## [TASK]
Could you print the listing again exactly, omitting the pictures?
=== ENTRIES PROVIDED ===
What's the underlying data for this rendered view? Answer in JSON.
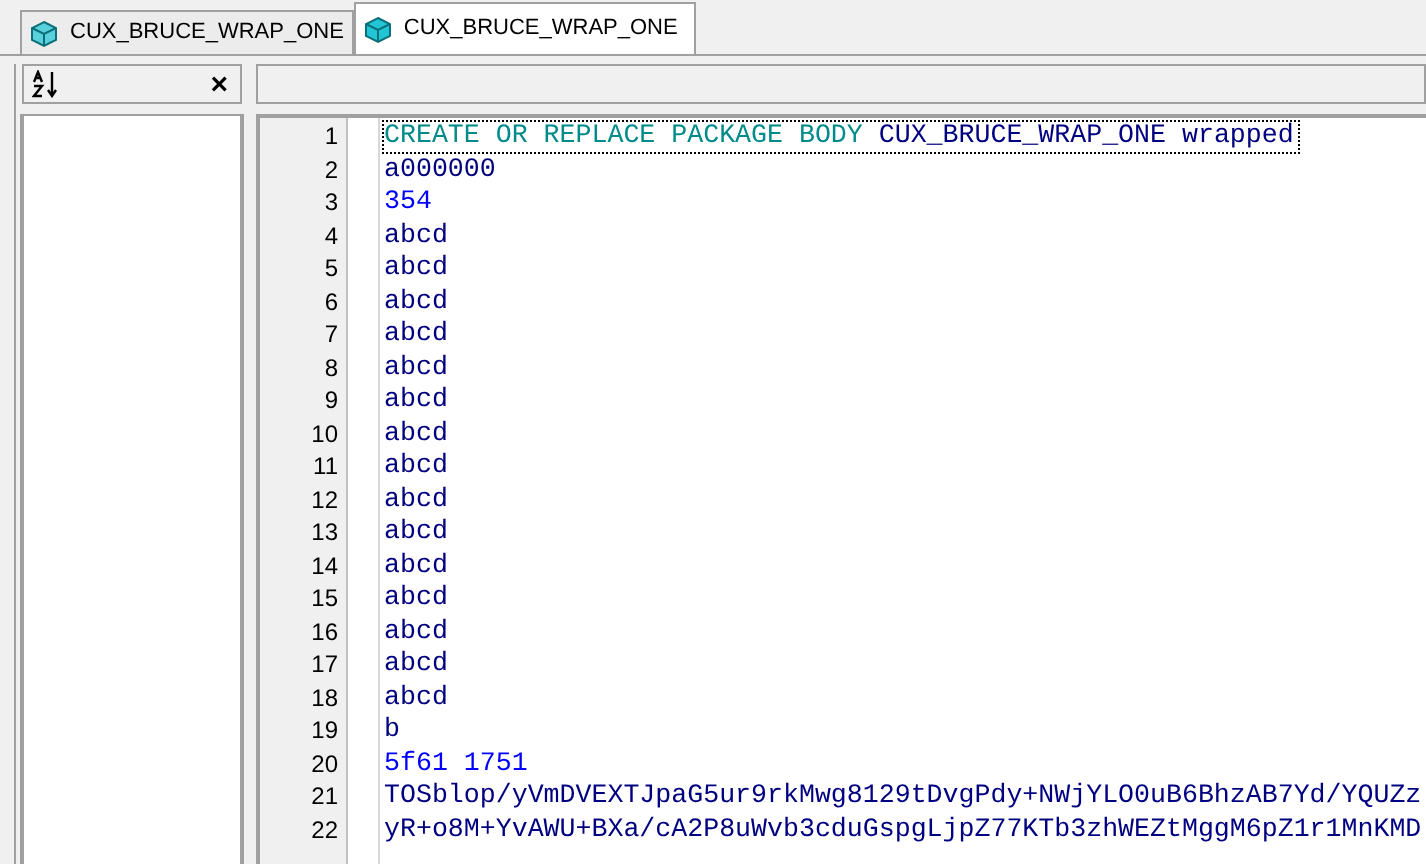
{
  "tabs": [
    {
      "label": "CUX_BRUCE_WRAP_ONE",
      "selected": false
    },
    {
      "label": "CUX_BRUCE_WRAP_ONE",
      "selected": true
    }
  ],
  "outline_panel": {
    "close_label": "×"
  },
  "editor": {
    "lines": [
      {
        "number": "1",
        "current": true,
        "tokens": [
          {
            "text": "CREATE OR REPLACE PACKAGE BODY",
            "kind": "keyword"
          },
          {
            "text": "CUX_BRUCE_WRAP_ONE wrapped",
            "kind": "identifier"
          }
        ]
      },
      {
        "number": "2",
        "current": false,
        "tokens": [
          {
            "text": "a000000",
            "kind": "identifier"
          }
        ]
      },
      {
        "number": "3",
        "current": false,
        "tokens": [
          {
            "text": "354",
            "kind": "number"
          }
        ]
      },
      {
        "number": "4",
        "current": false,
        "tokens": [
          {
            "text": "abcd",
            "kind": "identifier"
          }
        ]
      },
      {
        "number": "5",
        "current": false,
        "tokens": [
          {
            "text": "abcd",
            "kind": "identifier"
          }
        ]
      },
      {
        "number": "6",
        "current": false,
        "tokens": [
          {
            "text": "abcd",
            "kind": "identifier"
          }
        ]
      },
      {
        "number": "7",
        "current": false,
        "tokens": [
          {
            "text": "abcd",
            "kind": "identifier"
          }
        ]
      },
      {
        "number": "8",
        "current": false,
        "tokens": [
          {
            "text": "abcd",
            "kind": "identifier"
          }
        ]
      },
      {
        "number": "9",
        "current": false,
        "tokens": [
          {
            "text": "abcd",
            "kind": "identifier"
          }
        ]
      },
      {
        "number": "10",
        "current": false,
        "tokens": [
          {
            "text": "abcd",
            "kind": "identifier"
          }
        ]
      },
      {
        "number": "11",
        "current": false,
        "tokens": [
          {
            "text": "abcd",
            "kind": "identifier"
          }
        ]
      },
      {
        "number": "12",
        "current": false,
        "tokens": [
          {
            "text": "abcd",
            "kind": "identifier"
          }
        ]
      },
      {
        "number": "13",
        "current": false,
        "tokens": [
          {
            "text": "abcd",
            "kind": "identifier"
          }
        ]
      },
      {
        "number": "14",
        "current": false,
        "tokens": [
          {
            "text": "abcd",
            "kind": "identifier"
          }
        ]
      },
      {
        "number": "15",
        "current": false,
        "tokens": [
          {
            "text": "abcd",
            "kind": "identifier"
          }
        ]
      },
      {
        "number": "16",
        "current": false,
        "tokens": [
          {
            "text": "abcd",
            "kind": "identifier"
          }
        ]
      },
      {
        "number": "17",
        "current": false,
        "tokens": [
          {
            "text": "abcd",
            "kind": "identifier"
          }
        ]
      },
      {
        "number": "18",
        "current": false,
        "tokens": [
          {
            "text": "abcd",
            "kind": "identifier"
          }
        ]
      },
      {
        "number": "19",
        "current": false,
        "tokens": [
          {
            "text": "b",
            "kind": "identifier"
          }
        ]
      },
      {
        "number": "20",
        "current": false,
        "tokens": [
          {
            "text": "5f61 1751",
            "kind": "number"
          }
        ]
      },
      {
        "number": "21",
        "current": false,
        "tokens": [
          {
            "text": "TOSblop/yVmDVEXTJpaG5ur9rkMwg8129tDvgPdy+NWjYLO0uB6BhzAB7Yd/YQUZz",
            "kind": "identifier"
          }
        ]
      },
      {
        "number": "22",
        "current": false,
        "tokens": [
          {
            "text": "yR+o8M+YvAWU+BXa/cA2P8uWvb3cduGspgLjpZ77KTb3zhWEZtMggM6pZ1r1MnKMD",
            "kind": "identifier"
          }
        ]
      }
    ]
  }
}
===
## [TASK RESPONSE]
What's the underlying data for this rendered view? Answer in JSON.
{
  "tabs": [
    {
      "label": "CUX_BRUCE_WRAP_ONE",
      "selected": false
    },
    {
      "label": "CUX_BRUCE_WRAP_ONE",
      "selected": true
    }
  ],
  "outline_panel": {
    "close_label": "×"
  },
  "editor": {
    "lines": [
      {
        "number": "1",
        "current": true,
        "tokens": [
          {
            "text": "CREATE OR REPLACE PACKAGE BODY",
            "kind": "keyword"
          },
          {
            "text": "CUX_BRUCE_WRAP_ONE wrapped",
            "kind": "identifier"
          }
        ]
      },
      {
        "number": "2",
        "current": false,
        "tokens": [
          {
            "text": "a000000",
            "kind": "identifier"
          }
        ]
      },
      {
        "number": "3",
        "current": false,
        "tokens": [
          {
            "text": "354",
            "kind": "number"
          }
        ]
      },
      {
        "number": "4",
        "current": false,
        "tokens": [
          {
            "text": "abcd",
            "kind": "identifier"
          }
        ]
      },
      {
        "number": "5",
        "current": false,
        "tokens": [
          {
            "text": "abcd",
            "kind": "identifier"
          }
        ]
      },
      {
        "number": "6",
        "current": false,
        "tokens": [
          {
            "text": "abcd",
            "kind": "identifier"
          }
        ]
      },
      {
        "number": "7",
        "current": false,
        "tokens": [
          {
            "text": "abcd",
            "kind": "identifier"
          }
        ]
      },
      {
        "number": "8",
        "current": false,
        "tokens": [
          {
            "text": "abcd",
            "kind": "identifier"
          }
        ]
      },
      {
        "number": "9",
        "current": false,
        "tokens": [
          {
            "text": "abcd",
            "kind": "identifier"
          }
        ]
      },
      {
        "number": "10",
        "current": false,
        "tokens": [
          {
            "text": "abcd",
            "kind": "identifier"
          }
        ]
      },
      {
        "number": "11",
        "current": false,
        "tokens": [
          {
            "text": "abcd",
            "kind": "identifier"
          }
        ]
      },
      {
        "number": "12",
        "current": false,
        "tokens": [
          {
            "text": "abcd",
            "kind": "identifier"
          }
        ]
      },
      {
        "number": "13",
        "current": false,
        "tokens": [
          {
            "text": "abcd",
            "kind": "identifier"
          }
        ]
      },
      {
        "number": "14",
        "current": false,
        "tokens": [
          {
            "text": "abcd",
            "kind": "identifier"
          }
        ]
      },
      {
        "number": "15",
        "current": false,
        "tokens": [
          {
            "text": "abcd",
            "kind": "identifier"
          }
        ]
      },
      {
        "number": "16",
        "current": false,
        "tokens": [
          {
            "text": "abcd",
            "kind": "identifier"
          }
        ]
      },
      {
        "number": "17",
        "current": false,
        "tokens": [
          {
            "text": "abcd",
            "kind": "identifier"
          }
        ]
      },
      {
        "number": "18",
        "current": false,
        "tokens": [
          {
            "text": "abcd",
            "kind": "identifier"
          }
        ]
      },
      {
        "number": "19",
        "current": false,
        "tokens": [
          {
            "text": "b",
            "kind": "identifier"
          }
        ]
      },
      {
        "number": "20",
        "current": false,
        "tokens": [
          {
            "text": "5f61 1751",
            "kind": "number"
          }
        ]
      },
      {
        "number": "21",
        "current": false,
        "tokens": [
          {
            "text": "TOSblop/yVmDVEXTJpaG5ur9rkMwg8129tDvgPdy+NWjYLO0uB6BhzAB7Yd/YQUZz",
            "kind": "identifier"
          }
        ]
      },
      {
        "number": "22",
        "current": false,
        "tokens": [
          {
            "text": "yR+o8M+YvAWU+BXa/cA2P8uWvb3cduGspgLjpZ77KTb3zhWEZtMggM6pZ1r1MnKMD",
            "kind": "identifier"
          }
        ]
      }
    ]
  }
}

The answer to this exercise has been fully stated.